Even though Washington State and other western states gave up all claim to federal lands at statehood, it still bothers some county government leaders that these vast acreages, property of all Americans, lie beyond their control.
A moral and ethical imperative
The Endangered Species Act is based on a moral and ethical imperative embraced by the people’s representatives in Congress and by the vast majority of Americans. This imperative recognizes the reality that Earth is the home we share with many other living things and that it is not for us to cause their demise.
We Skagit residents are fortunate to live close enough to the wild Cascades to get to know them if we choose. With patience and luck, we can observe and marvel at the creatures that live there. With thought and care, we can do so without conflict.
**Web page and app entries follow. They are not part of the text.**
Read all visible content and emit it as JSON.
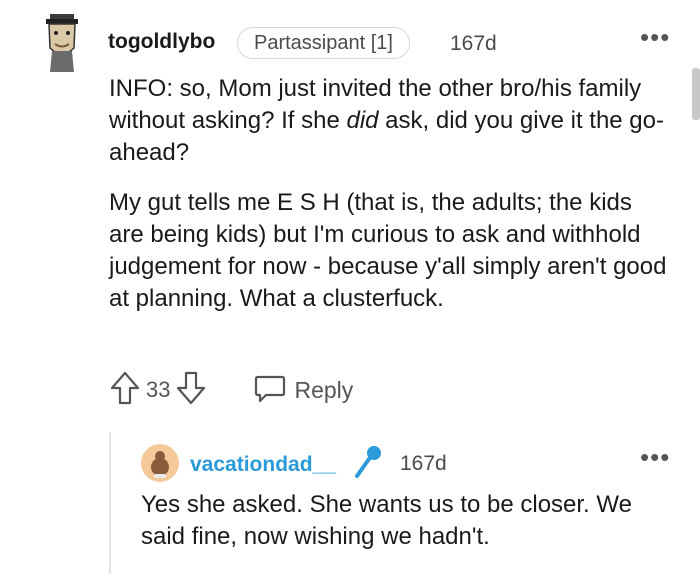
{
  "comment": {
    "username": "togoldlybo",
    "flair": "Partassipant [1]",
    "age": "167d",
    "more_icon": "more-horizontal-icon",
    "paragraph1": [
      {
        "text": "INFO: so, Mom just invited the other bro/his family without asking? If she ",
        "italic": false
      },
      {
        "text": "did",
        "italic": true
      },
      {
        "text": " ask, did you give it the go-ahead?",
        "italic": false
      }
    ],
    "paragraph2": "My gut tells me E S H (that is, the adults; the kids are being kids) but I'm curious to ask and withhold judgement for now - because y'all simply aren't good at planning. What a clusterfuck.",
    "vote_count": "33",
    "reply_label": "Reply",
    "icons": [
      "upvote-icon",
      "downvote-icon",
      "reply-bubble-icon"
    ]
  },
  "reply": {
    "username": "vacationdad__",
    "badge_icon": "microphone-icon",
    "age": "167d",
    "text": "Yes she asked. She wants us to be closer. We said fine, now wishing we hadn't.",
    "accent": "#2a9ad8"
  },
  "colors": {
    "username_reply": "#2a9ad8",
    "reply_avatar_bg": "#f6c99a",
    "text": "#1a1a1b",
    "meta": "#4a4a4a"
  }
}
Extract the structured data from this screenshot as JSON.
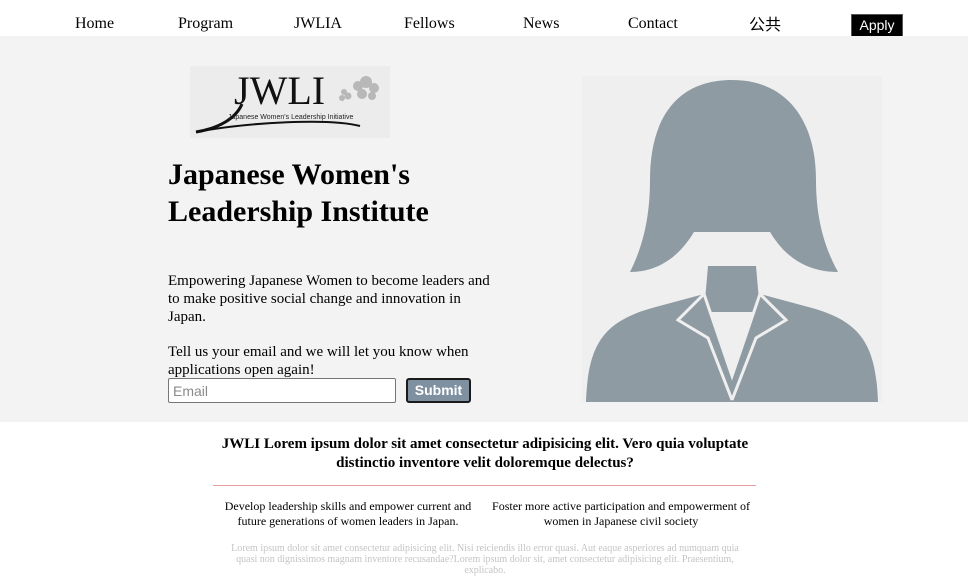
{
  "nav": {
    "items": [
      {
        "label": "Home"
      },
      {
        "label": "Program"
      },
      {
        "label": "JWLIA"
      },
      {
        "label": "Fellows"
      },
      {
        "label": "News"
      },
      {
        "label": "Contact"
      },
      {
        "label": "公共"
      }
    ],
    "apply_label": "Apply"
  },
  "hero": {
    "logo_text": "JWLI",
    "logo_subtitle": "Japanese Women's Leadership Initiative",
    "title": "Japanese Women's Leadership Institute",
    "description": "Empowering Japanese Women to become leaders and to make positive social change and innovation in Japan.",
    "cta": "Tell us your email and we will let you know when applications open again!",
    "email_placeholder": "Email",
    "submit_label": "Submit"
  },
  "about": {
    "lead": "JWLI Lorem ipsum dolor sit amet consectetur adipisicing elit. Vero quia voluptate distinctio inventore velit doloremque delectus?",
    "columns": [
      {
        "text": "Develop leadership skills and empower current and future generations of women leaders in Japan."
      },
      {
        "text": "Foster more active participation and empowerment of women in Japanese civil society"
      }
    ],
    "fineprint": "Lorem ipsum dolor sit amet consectetur adipisicing elit. Nisi reiciendis illo error quasi. Aut eaque asperiores ad numquam quia quasi non dignissimos magnam inventore recusandae?Lorem ipsum dolor sit, amet consectetur adipisicing elit. Praesentium, explicabo."
  },
  "colors": {
    "hero_bg": "#f3f3f3",
    "silhouette": "#8f9ba3",
    "submit_bg": "#7f90a1",
    "divider": "#e6a0a0",
    "fineprint": "#c4c4c4"
  }
}
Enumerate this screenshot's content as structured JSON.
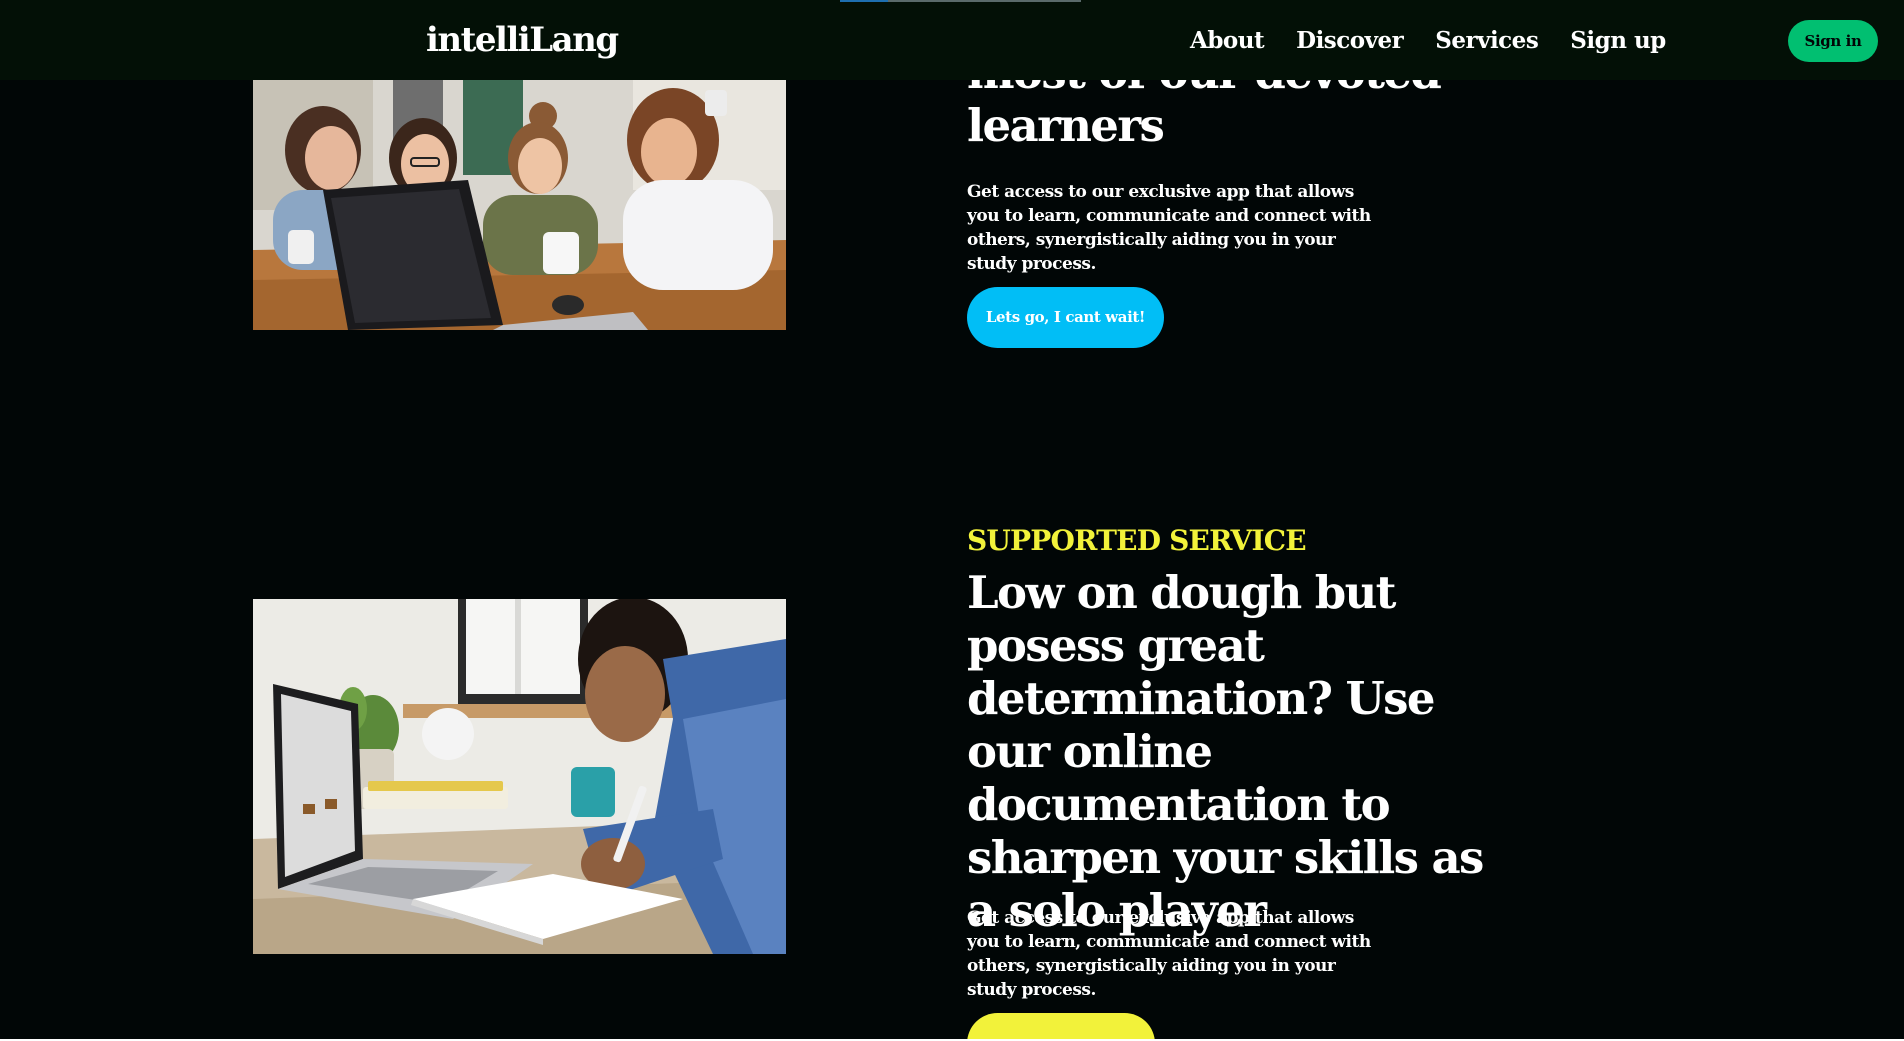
{
  "navbar": {
    "logo": "intelliLang",
    "links": [
      {
        "label": "About"
      },
      {
        "label": "Discover"
      },
      {
        "label": "Services"
      },
      {
        "label": "Sign up"
      }
    ],
    "signin_label": "Sign in",
    "signin_color": "#01bf71"
  },
  "section1": {
    "heading": "most of our devoted learners",
    "description": "Get access to our exclusive app that allows you to learn, communicate and connect with others, synergistically aiding you in your study process.",
    "button_label": "Lets go, I cant wait!",
    "button_color": "#01bef6"
  },
  "section2": {
    "eyebrow": "SUPPORTED SERVICE",
    "eyebrow_color": "#f2f23a",
    "heading": "Low on dough but posess great determination? Use our online documentation to sharpen your skills as a solo player",
    "description": "Get access to our exclusive app that allows you to learn, communicate and connect with others, synergistically aiding you in your study process.",
    "button_color": "#f2f23a"
  },
  "colors": {
    "page_background": "#010606",
    "navbar_background": "#031006"
  }
}
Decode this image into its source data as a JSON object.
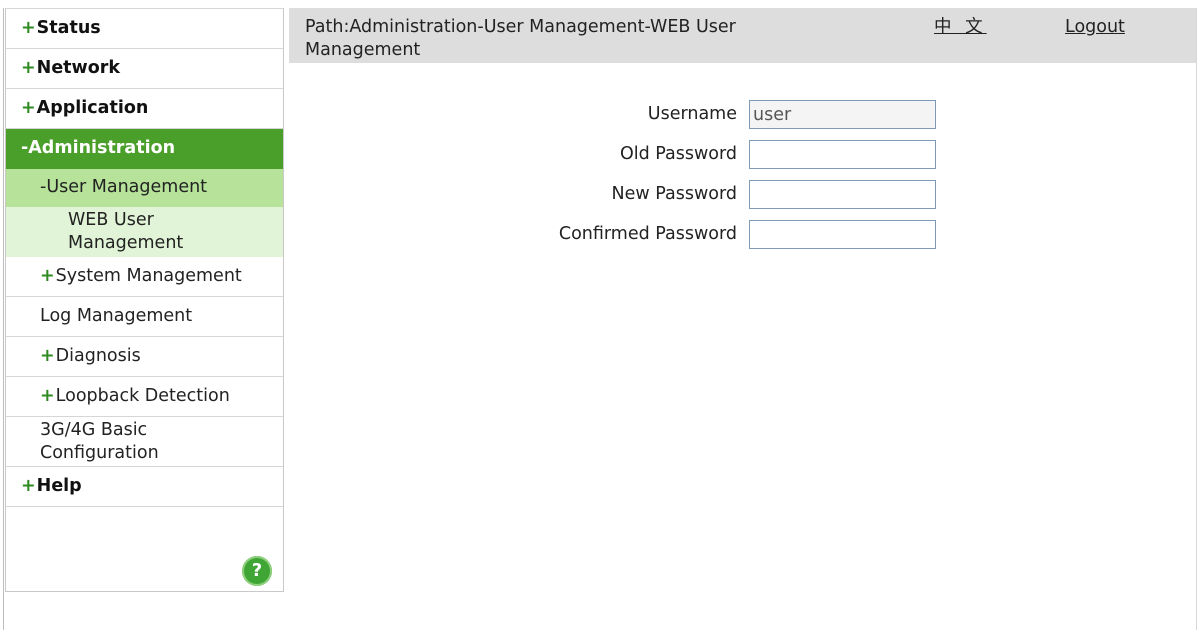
{
  "sidebar": {
    "items": [
      {
        "label": "Status",
        "plus": "+",
        "level": 1,
        "state": "collapsed"
      },
      {
        "label": "Network",
        "plus": "+",
        "level": 1,
        "state": "collapsed"
      },
      {
        "label": "Application",
        "plus": "+",
        "level": 1,
        "state": "collapsed"
      },
      {
        "label": "-Administration",
        "plus": "",
        "level": 1,
        "state": "expanded-active"
      },
      {
        "label": "-User Management",
        "plus": "",
        "level": 2,
        "state": "expanded-active"
      },
      {
        "label": "WEB User Management",
        "plus": "",
        "level": 3,
        "state": "selected"
      },
      {
        "label": "System Management",
        "plus": "+",
        "level": 2,
        "state": "collapsed"
      },
      {
        "label": "Log Management",
        "plus": "",
        "level": 2,
        "state": "leaf"
      },
      {
        "label": "Diagnosis",
        "plus": "+",
        "level": 2,
        "state": "collapsed"
      },
      {
        "label": "Loopback Detection",
        "plus": "+",
        "level": 2,
        "state": "collapsed"
      },
      {
        "label": "3G/4G Basic Configuration",
        "plus": "",
        "level": 2,
        "state": "leaf"
      },
      {
        "label": "Help",
        "plus": "+",
        "level": 1,
        "state": "collapsed"
      }
    ],
    "help_button_glyph": "?",
    "help_icon": "help-circle-icon"
  },
  "header": {
    "path": "Path:Administration-User Management-WEB User Management",
    "language_link": "中 文",
    "logout_link": "Logout"
  },
  "form": {
    "username_label": "Username",
    "username_value": "user",
    "old_password_label": "Old Password",
    "new_password_label": "New Password",
    "confirmed_password_label": "Confirmed Password"
  },
  "colors": {
    "active_menu_bg": "#4a9e2a",
    "active_submenu_bg": "#b6e29a",
    "selected_leaf_bg": "#e1f4d7",
    "plus_green": "#2e8b22",
    "header_bg": "#dddddd"
  }
}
Restoration should not be taken as a time or reason to use public funds to consort with right wing groups. We human beings are responsible for the near extinction of the great bear and its removal from the natural life of the Cascades. It was wrong to do that, just as it was wrong to cause the near extinction of salmon and other creatures. Now it’s time to do the right thing and focus on restoration.
It’s time too for public transparency to become the rule in Skagit County government – transparency about the organizations our county leaders choose to engage with, the issues they choose to take on, and the expertise they choose to tap.
Tim Manns moved to Skagit County in 1992 to work on the staff of North Cascades National Park. In retirement, he volunteers for conservation organizations dedicated to keeping the Skagit a special place.